Exercise brief: Word for word, retype every line of the data.

··· Task data

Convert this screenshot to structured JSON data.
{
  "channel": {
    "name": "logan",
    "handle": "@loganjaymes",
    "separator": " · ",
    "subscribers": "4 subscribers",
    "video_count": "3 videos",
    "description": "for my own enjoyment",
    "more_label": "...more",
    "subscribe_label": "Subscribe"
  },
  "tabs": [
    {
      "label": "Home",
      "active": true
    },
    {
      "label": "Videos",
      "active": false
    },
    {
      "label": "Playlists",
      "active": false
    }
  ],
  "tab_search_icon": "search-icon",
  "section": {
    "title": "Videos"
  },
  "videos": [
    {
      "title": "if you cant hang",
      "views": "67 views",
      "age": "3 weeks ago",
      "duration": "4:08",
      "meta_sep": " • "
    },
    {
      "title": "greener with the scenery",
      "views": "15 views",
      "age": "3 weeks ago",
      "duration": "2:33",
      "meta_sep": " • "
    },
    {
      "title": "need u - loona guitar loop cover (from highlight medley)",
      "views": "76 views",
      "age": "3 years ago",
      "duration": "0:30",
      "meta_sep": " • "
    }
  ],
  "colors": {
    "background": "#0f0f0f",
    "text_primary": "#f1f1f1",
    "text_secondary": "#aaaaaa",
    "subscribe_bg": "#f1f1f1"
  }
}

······

Answer to the exercise:
Convert this screenshot to structured JSON data.
{
  "channel": {
    "name": "logan",
    "handle": "@loganjaymes",
    "separator": " · ",
    "subscribers": "4 subscribers",
    "video_count": "3 videos",
    "description": "for my own enjoyment",
    "more_label": "...more",
    "subscribe_label": "Subscribe"
  },
  "tabs": [
    {
      "label": "Home",
      "active": true
    },
    {
      "label": "Videos",
      "active": false
    },
    {
      "label": "Playlists",
      "active": false
    }
  ],
  "tab_search_icon": "search-icon",
  "section": {
    "title": "Videos"
  },
  "videos": [
    {
      "title": "if you cant hang",
      "views": "67 views",
      "age": "3 weeks ago",
      "duration": "4:08",
      "meta_sep": " • "
    },
    {
      "title": "greener with the scenery",
      "views": "15 views",
      "age": "3 weeks ago",
      "duration": "2:33",
      "meta_sep": " • "
    },
    {
      "title": "need u - loona guitar loop cover (from highlight medley)",
      "views": "76 views",
      "age": "3 years ago",
      "duration": "0:30",
      "meta_sep": " • "
    }
  ],
  "colors": {
    "background": "#0f0f0f",
    "text_primary": "#f1f1f1",
    "text_secondary": "#aaaaaa",
    "subscribe_bg": "#f1f1f1"
  }
}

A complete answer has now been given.